Diversity is a wonderful thing – diversity of culture, people, geography, history and lifestyle all make the world a fascinating place.

Maya Angelou, a well-known American writer and civil rights activist said not long before her death in 2014, “It is time for parents to teach young people early on that in diversity there is beauty and there is strength.” The same advice applies to schools.

Schools, by their very nature and communities they represent, are diverse organisations, but in this period of rapid educational evolution they are becoming more and more diverse in terms of what is being taught, how it is taught and assessed, who is teaching and who is learning. Our national curriculum encourages diversity and isn’t overly prescriptive; that is a good thing because students learn in different ways. Providing a diverse range of learning experiences and allowing students to explore and enquire make school learning programmes a far cry from yesteryear.

At Kristin we teach an alternative curriculum, the International Baccalaureate, and in the Senior School we offer the IB Diploma alongside NCEA as qualification pathways. This suits our student population and they appreciate having alternatives, especially those wanting to pursue international tertiary education options.

Researchers from the University of Auckland studied this programme last year, and noted that the learning experiences focus on internationalism and intercultural understanding. Their finding are summarised elsewhere in this edition of Channel. For Kristin students, this is framed in terms of global self-positioning, and yet the language and the requirement is interpreted as local in its implications. In a New Zealand context, for example, “intercultural” can be translated into an inquiry into relations with indigenous peoples. Global responsibility is emphasised in classroom discussions but, again, often with local connections. Students are able to place themselves at the centre of issues and current events, such as the rising costs of petrol and oil, the housing market boom in Auckland and urbanisation. Students are encouraged to think about what such things might mean and how to mitigate the impacts in their own families, communities and country.

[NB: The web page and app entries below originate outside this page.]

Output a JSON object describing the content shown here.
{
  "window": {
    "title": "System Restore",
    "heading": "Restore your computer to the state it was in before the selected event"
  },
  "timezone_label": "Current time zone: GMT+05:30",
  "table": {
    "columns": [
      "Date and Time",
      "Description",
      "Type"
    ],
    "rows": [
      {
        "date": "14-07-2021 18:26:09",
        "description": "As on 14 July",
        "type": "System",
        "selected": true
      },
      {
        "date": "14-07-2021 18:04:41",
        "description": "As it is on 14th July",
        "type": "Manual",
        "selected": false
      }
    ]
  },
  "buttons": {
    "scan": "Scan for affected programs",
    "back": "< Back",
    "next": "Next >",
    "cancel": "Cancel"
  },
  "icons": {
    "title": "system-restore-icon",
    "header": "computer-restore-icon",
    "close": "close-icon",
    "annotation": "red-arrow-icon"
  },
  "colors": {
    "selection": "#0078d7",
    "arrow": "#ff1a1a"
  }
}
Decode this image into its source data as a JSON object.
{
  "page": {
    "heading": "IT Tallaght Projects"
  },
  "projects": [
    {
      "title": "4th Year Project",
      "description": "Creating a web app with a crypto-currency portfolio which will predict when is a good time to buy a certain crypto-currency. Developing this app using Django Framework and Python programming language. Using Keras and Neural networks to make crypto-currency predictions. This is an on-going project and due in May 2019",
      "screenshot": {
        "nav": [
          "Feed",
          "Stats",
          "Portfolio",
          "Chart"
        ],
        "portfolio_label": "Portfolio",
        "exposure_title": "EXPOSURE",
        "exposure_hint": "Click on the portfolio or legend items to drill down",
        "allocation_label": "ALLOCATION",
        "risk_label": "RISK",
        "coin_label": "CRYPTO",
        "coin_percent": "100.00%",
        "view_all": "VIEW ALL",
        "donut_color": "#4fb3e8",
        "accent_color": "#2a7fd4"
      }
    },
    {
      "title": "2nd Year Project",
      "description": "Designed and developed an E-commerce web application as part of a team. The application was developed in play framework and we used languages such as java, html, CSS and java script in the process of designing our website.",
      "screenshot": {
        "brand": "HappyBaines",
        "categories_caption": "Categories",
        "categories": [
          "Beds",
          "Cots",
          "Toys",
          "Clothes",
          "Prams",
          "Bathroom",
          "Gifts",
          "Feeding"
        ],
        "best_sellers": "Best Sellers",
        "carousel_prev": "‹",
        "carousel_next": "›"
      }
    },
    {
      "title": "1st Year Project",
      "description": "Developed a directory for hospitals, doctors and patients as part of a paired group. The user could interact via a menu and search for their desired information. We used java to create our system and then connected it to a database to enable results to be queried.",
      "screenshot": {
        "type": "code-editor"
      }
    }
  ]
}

They are learning to embrace diversity, and place their own diversity in the world around them.